I’d like to see us take a much more holistic view of things. Reassess our definition of success. Re-establish human connections to each other and to the world around us. Re-think our strategy and begin to implement an inclusive, healthy, viable and sustainable success. One that we all benefit from.
I’m afraid it may get harder to do as we move further into an uncertain future. The problems will be bigger. The solutions requiring more sacrifice than first world peoples are comfortable with. But I believe at some point we will have no choice, so we might as well start making changes now, scary as it might seem.
But it can also be an exciting challenge. A positive change from a strictly growth and profit driven world economy to a more interactive, creative and humane one. It’s a pretty scary thought for most capitalists. A less competitive world. A more inclusive economy. A society based on sharing the worlds resources instead of empire building with them. Whoa!
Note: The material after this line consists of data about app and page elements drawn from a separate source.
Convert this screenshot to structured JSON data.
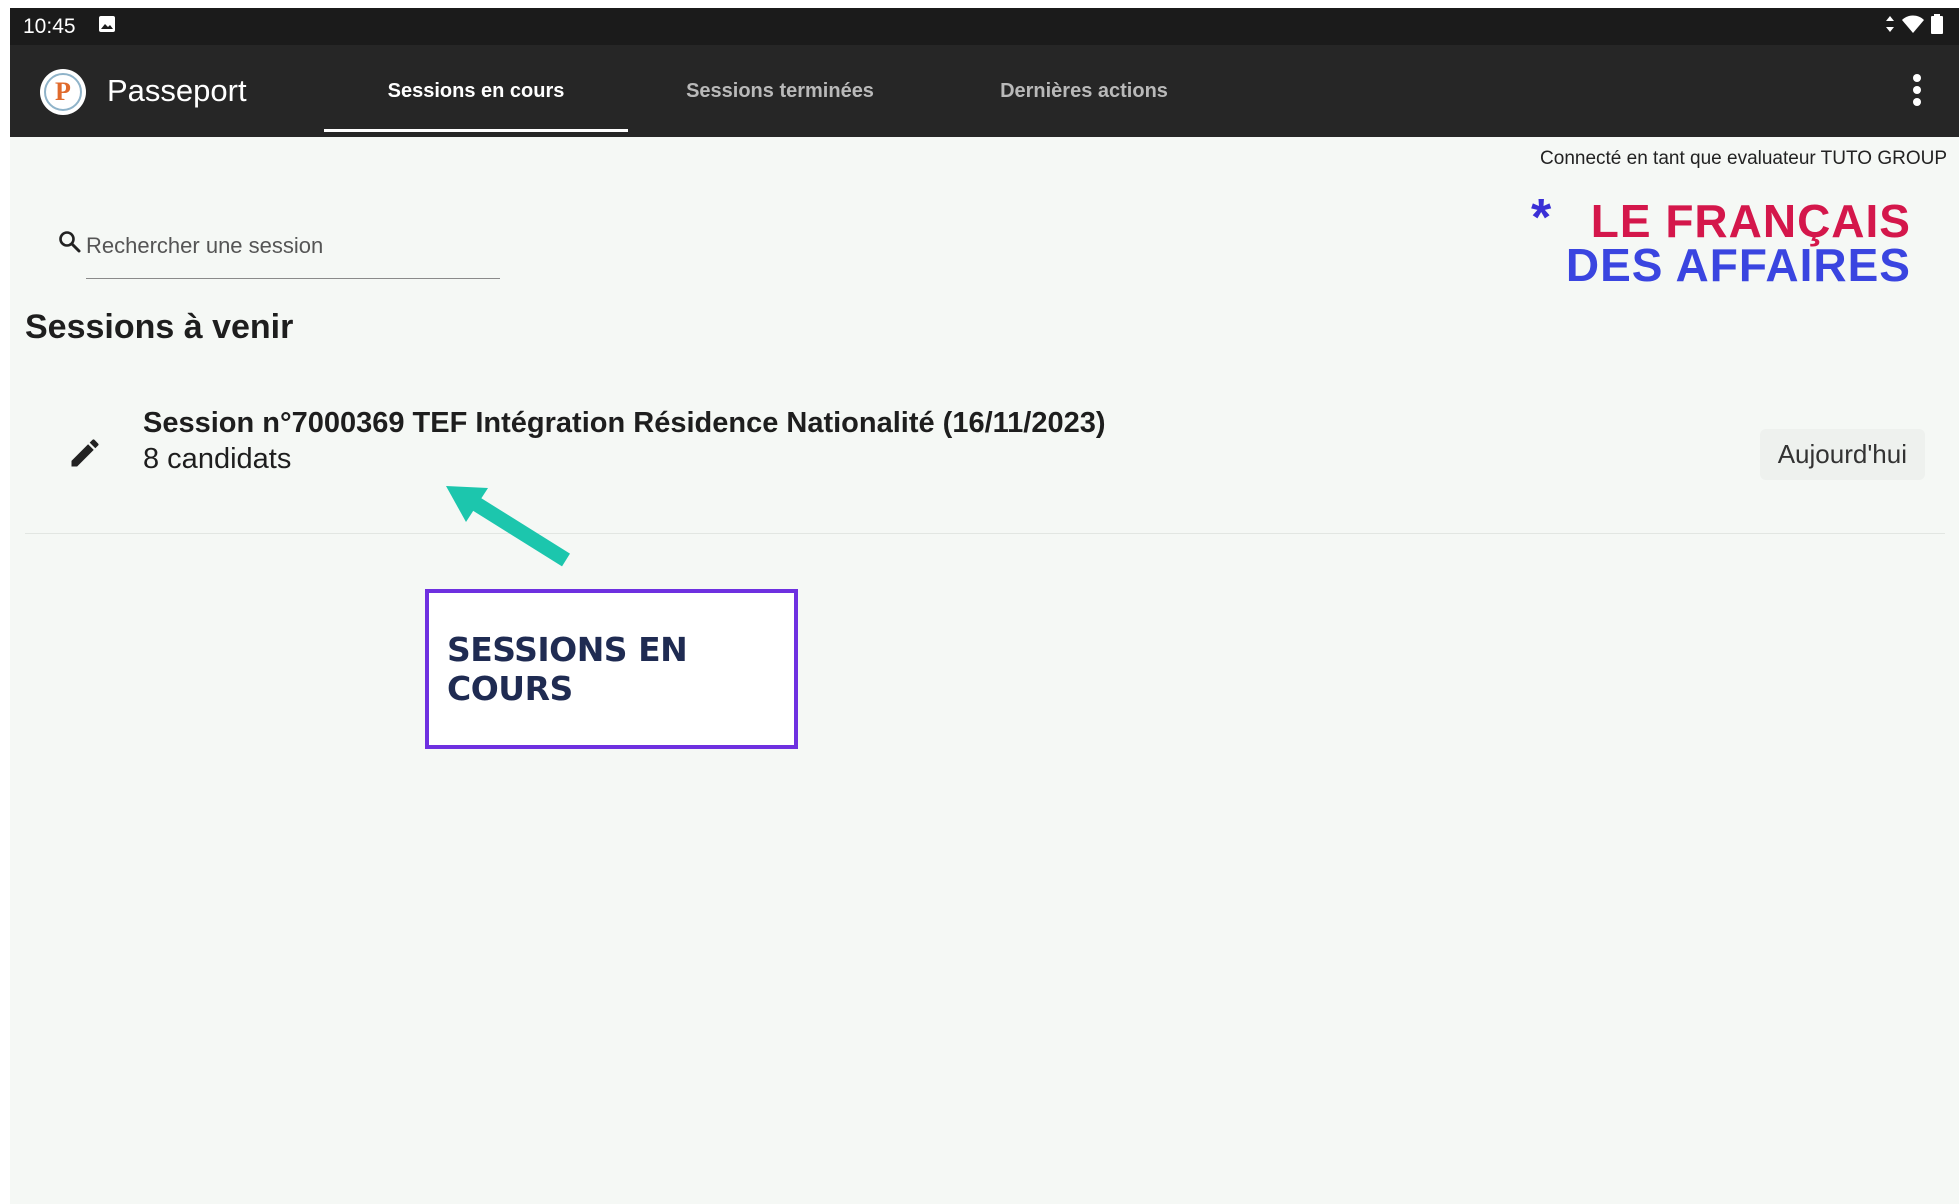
{
  "status_bar": {
    "time": "10:45",
    "icons": [
      "image-icon",
      "data-arrows-icon",
      "wifi-icon",
      "battery-icon"
    ]
  },
  "app_bar": {
    "title": "Passeport",
    "logo_letter": "P",
    "tabs": [
      {
        "label": "Sessions en cours",
        "active": true
      },
      {
        "label": "Sessions terminées",
        "active": false
      },
      {
        "label": "Dernières actions",
        "active": false
      }
    ],
    "menu_icon": "more-vert-icon"
  },
  "header": {
    "connected_as": "Connecté en tant que evaluateur TUTO GROUP",
    "brand": {
      "line1": "LE FRANÇAIS",
      "line2": "DES AFFAIRES",
      "star": "*",
      "color_line1": "#d4174b",
      "color_line2": "#3a45e0"
    }
  },
  "search": {
    "placeholder": "Rechercher une session",
    "value": ""
  },
  "main": {
    "section_title": "Sessions à venir",
    "sessions": [
      {
        "title": "Session n°7000369 TEF Intégration Résidence Nationalité (16/11/2023)",
        "candidates": "8 candidats",
        "date_label": "Aujourd'hui"
      }
    ]
  },
  "annotation": {
    "label": "SESSIONS EN COURS",
    "arrow_color": "#1cc6ad",
    "box_color": "#6e30e0"
  },
  "colors": {
    "status_bar": "#1b1b1b",
    "app_bar": "#262626",
    "background": "#f5f8f5"
  }
}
Yet, it’s already beginning. People are trading traditional corporate models of raising capitol for small scale community lending circles. There are intentional communities forming all over America with goals of sharing and supporting their residents and acting as good stewards of their property holdings. There are community shared agriculture programs and farmers markets and farm to table movements everywhere.
There are communities in South America, California and Africa committed to powering themselves with renewable forms of energy, feeding themselves with locally sourced foods, and paving the way for all of us to move into a more sustainable way of life.
It’s exciting change. It gives me hope. It’s a new way of doing business, a new movement gaining momentum in the shadows of the outdated societal and economic models that we have been entrenched in but have not served the majority of us well over the long run. And isn’t that what we all want? Stability over the long run. A stable future for our kids and grand kids. A world with less tension and less violence and less waste. A world with more peace, more fairness and more abundance. It’s there. But it doesn’t just happen. And it won’t happen if resistance is too great. At this point we don’t know precisely what the alternative to change will be, but climate scientists, sociologists and forward thinking economists have some pretty grim predictions about the kind of world we might leave behind us. And that would be a shame. For our kids and grand kids. Because it could be different. It could be better. It’s up to us.